Isis Central Sugar Mill
Isis Central Sugar Mill is now the first sugar mill you come to when you are travelling north of Brisbane.
Until the end of the 2020 crush it pulled in cane from the area around Childers and as far north-east as the Goodwood Road area. At the end of the 2020 crush the mill at Maryborough closed and, at the time this was written, Isis was processing cane cut from around Maryborough and south beyond Gympie.
During 2019 and 2020 Isis also extended it rail network towards Wallaville and Bullyard and trains began hauling cane on that part of the network during the 2021 season.
The Isis Cental Sugar Mill was built towards the end of the 1890s between the villages of Apple Tree Creek and Cordalba, an area roughly to the northwest of the Childers township.

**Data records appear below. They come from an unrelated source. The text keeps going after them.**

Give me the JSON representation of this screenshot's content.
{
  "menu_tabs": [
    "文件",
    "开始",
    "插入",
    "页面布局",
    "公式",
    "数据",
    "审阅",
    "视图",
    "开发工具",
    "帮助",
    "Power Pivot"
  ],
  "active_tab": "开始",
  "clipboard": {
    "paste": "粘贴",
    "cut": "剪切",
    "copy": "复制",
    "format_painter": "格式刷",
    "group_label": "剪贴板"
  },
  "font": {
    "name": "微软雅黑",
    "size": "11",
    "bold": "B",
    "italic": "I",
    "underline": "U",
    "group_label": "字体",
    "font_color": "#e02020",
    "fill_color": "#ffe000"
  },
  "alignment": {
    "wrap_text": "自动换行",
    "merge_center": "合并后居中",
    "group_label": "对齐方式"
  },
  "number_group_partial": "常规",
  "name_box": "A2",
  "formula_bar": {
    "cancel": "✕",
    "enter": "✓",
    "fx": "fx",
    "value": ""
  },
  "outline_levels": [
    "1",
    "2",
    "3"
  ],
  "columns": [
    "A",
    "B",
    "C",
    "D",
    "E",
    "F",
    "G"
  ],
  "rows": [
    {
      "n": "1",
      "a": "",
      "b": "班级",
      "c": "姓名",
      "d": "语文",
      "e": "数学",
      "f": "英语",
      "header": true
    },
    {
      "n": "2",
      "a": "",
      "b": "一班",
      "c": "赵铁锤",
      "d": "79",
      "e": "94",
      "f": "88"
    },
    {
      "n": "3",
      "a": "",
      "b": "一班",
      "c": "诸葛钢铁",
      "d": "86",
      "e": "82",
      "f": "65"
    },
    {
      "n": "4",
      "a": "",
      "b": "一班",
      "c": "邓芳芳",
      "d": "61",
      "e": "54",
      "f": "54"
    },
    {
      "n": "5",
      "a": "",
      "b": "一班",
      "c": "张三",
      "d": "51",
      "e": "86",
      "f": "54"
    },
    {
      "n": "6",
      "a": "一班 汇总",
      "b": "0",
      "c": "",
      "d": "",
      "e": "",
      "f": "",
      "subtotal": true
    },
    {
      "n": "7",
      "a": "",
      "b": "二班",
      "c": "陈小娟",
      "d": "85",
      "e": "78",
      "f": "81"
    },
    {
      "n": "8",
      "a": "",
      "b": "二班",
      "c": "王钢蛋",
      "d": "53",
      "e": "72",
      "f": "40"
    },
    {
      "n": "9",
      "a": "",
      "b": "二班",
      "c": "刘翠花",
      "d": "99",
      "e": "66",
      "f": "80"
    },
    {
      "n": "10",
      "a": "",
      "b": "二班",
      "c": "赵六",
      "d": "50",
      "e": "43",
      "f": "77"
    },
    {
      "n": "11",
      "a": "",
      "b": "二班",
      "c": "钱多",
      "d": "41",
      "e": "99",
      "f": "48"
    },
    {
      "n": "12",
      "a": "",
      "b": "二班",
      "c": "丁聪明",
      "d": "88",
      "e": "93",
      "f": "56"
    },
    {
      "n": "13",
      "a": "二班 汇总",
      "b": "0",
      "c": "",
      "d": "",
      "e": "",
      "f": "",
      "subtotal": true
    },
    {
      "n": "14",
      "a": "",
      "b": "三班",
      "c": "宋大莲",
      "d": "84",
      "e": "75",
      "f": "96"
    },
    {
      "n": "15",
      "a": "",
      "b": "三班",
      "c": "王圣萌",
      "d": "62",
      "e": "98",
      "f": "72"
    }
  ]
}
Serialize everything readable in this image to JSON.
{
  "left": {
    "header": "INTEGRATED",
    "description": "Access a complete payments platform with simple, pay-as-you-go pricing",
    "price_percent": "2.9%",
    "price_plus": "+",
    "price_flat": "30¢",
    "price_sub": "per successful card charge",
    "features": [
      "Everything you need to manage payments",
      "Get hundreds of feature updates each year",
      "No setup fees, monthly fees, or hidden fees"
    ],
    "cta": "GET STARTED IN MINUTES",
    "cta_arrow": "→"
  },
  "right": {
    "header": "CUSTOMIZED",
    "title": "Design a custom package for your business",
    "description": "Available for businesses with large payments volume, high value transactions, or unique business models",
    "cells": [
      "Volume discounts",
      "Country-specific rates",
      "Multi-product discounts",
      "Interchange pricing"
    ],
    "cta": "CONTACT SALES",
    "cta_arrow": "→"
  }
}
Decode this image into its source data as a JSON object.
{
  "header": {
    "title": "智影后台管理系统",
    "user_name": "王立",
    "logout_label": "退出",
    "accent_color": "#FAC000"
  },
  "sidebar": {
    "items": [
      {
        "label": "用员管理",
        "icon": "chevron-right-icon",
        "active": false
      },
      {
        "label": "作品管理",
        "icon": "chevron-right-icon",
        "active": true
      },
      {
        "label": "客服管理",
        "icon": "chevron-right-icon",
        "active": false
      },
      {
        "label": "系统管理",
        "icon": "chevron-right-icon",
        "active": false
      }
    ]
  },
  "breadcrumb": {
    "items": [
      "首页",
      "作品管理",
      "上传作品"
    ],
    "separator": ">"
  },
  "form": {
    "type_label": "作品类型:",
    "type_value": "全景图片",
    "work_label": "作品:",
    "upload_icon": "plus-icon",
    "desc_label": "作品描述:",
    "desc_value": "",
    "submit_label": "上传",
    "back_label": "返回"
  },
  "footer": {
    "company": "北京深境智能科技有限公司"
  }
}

At that time there were a number of sugar mills operating around Childers including Goodwood Mill, Knockroe Mill, Huxley Mill (owned by CSR) Doolbi Mill, South Isis Mill and the Good Hope Mill so there was plenty of competition for the new mill and the co-op of local growers who it.
Within 35 years all the competition was gone leaving the cane fields to the Isis Mill.
Bringing in the cane
The mill’s rail system collects the harvested cane in three ways:
- Cane bins are dropped off at numerous sidings throughout the network as the cane is being harvested in that area. Tractor-hauled Loadouts transport the cane straight from the harvester to the waiting can bins and when a rake is full a loco comes back to haul them away.
- In other places there are small yards where road trucks bring loaded cane bins in from areas that have no sidings. The loaded bins are exchanged for empty bins that are then hauled back to where the harvesters are working. Locos from the mill bring in more empties and haul the loaded bins back to the Mill.
- Cane coming from the area around Maryborough and further south is now trucked to a modern transfer facility on the outskirts of Childers and the cane is then tipped into waiting cane bins for transfer to the Mill.
A part of the Mills network of lines is built on the formation of an abandoned Queensland Railways branch line that ran through Childers and the Mill is now using more of that old formation to push their network further west towards Wallaville and Bullyard..
The Isis Central Sugar Mill’s locomotives currently consist of a small fleet of 9 diesel hydraulic locos to bring the cane in from the fields.
6 of the locos … numbered D1 to D6 … are rebuilds of Queensland Railways DH class diesel hydraulic locos. The rebuilds were carried out by Isis Mill (D1, D5 and D6) and Walkers Engineering (D2. D3 and D4).
For more on D1 click here and for D5 click here
The first 4 were rebuilt in 1994 while D5 was rebuilt in 1999 and D6 was rebuilt in 2002.
The remaining 3 locos are:
- D9 – an 0-6-0 diesel hydraulic built by Clyde Queensland in 1975
- D10 – a B-B diesel hydraulic built by EMB in 1977 and
- D11 – a B-B diesel hydraulic built by EMB in 1982
Currently all locos with the exception of D9 are in use hauling cane throughout the crushing season. In recent years D9 has only seen use on navvy trains.
Cane bins have no brakes and so the only braking force is whatever can be provided by the loco … and the brake van.
Isis locomotives are paired with a brake van that carries the same number as the parent loco.
The brake van is usually the frame and bogies from a scrapped loco. Extra weight is added to the brake van’s frame along with a small generator and radio control equipment that is linked to the locomotive.
Exact harvesting times are hard to pin down because harvesting can depend on local weather conditions, drought, the amount of cane to be havested and several other factors too.
However, harvesting usually commences sometime in July and extends through to early December although some seasons have ended in November while others have gone through to late December.
All photos are from my collection
Zelmer, Lynn, 2007, ‘Isis Central Sugar Mill, Cordalba Queensland’, NGDU25: 2007, no. 497, pp. 16-19
Light Railways Research Society of Australia Inc website: http://www.lrrsa.org.au , Australian Sugar Industry Locomotives – February 2000
Facebook. Australian Sugar Cane Trains / Navvy Pics 2ft